::: Material shown :::

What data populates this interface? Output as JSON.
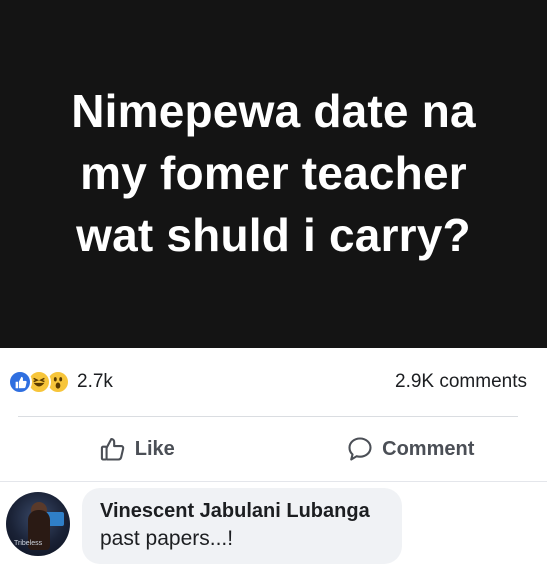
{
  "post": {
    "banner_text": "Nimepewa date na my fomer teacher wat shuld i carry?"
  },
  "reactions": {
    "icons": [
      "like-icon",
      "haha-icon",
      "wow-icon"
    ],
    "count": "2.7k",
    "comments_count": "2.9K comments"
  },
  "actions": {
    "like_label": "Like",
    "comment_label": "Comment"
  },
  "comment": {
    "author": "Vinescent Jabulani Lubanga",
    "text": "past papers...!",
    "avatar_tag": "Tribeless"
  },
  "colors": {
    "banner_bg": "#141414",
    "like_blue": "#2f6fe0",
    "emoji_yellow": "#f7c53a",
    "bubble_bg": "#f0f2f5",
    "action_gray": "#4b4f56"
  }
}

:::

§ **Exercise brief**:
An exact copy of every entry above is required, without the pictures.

§ **Exercise result**:
What data populates this interface? Output as JSON.
{
  "post": {
    "banner_text": "Nimepewa date na my fomer teacher wat shuld i carry?"
  },
  "reactions": {
    "icons": [
      "like-icon",
      "haha-icon",
      "wow-icon"
    ],
    "count": "2.7k",
    "comments_count": "2.9K comments"
  },
  "actions": {
    "like_label": "Like",
    "comment_label": "Comment"
  },
  "comment": {
    "author": "Vinescent Jabulani Lubanga",
    "text": "past papers...!",
    "avatar_tag": "Tribeless"
  },
  "colors": {
    "banner_bg": "#141414",
    "like_blue": "#2f6fe0",
    "emoji_yellow": "#f7c53a",
    "bubble_bg": "#f0f2f5",
    "action_gray": "#4b4f56"
  }
}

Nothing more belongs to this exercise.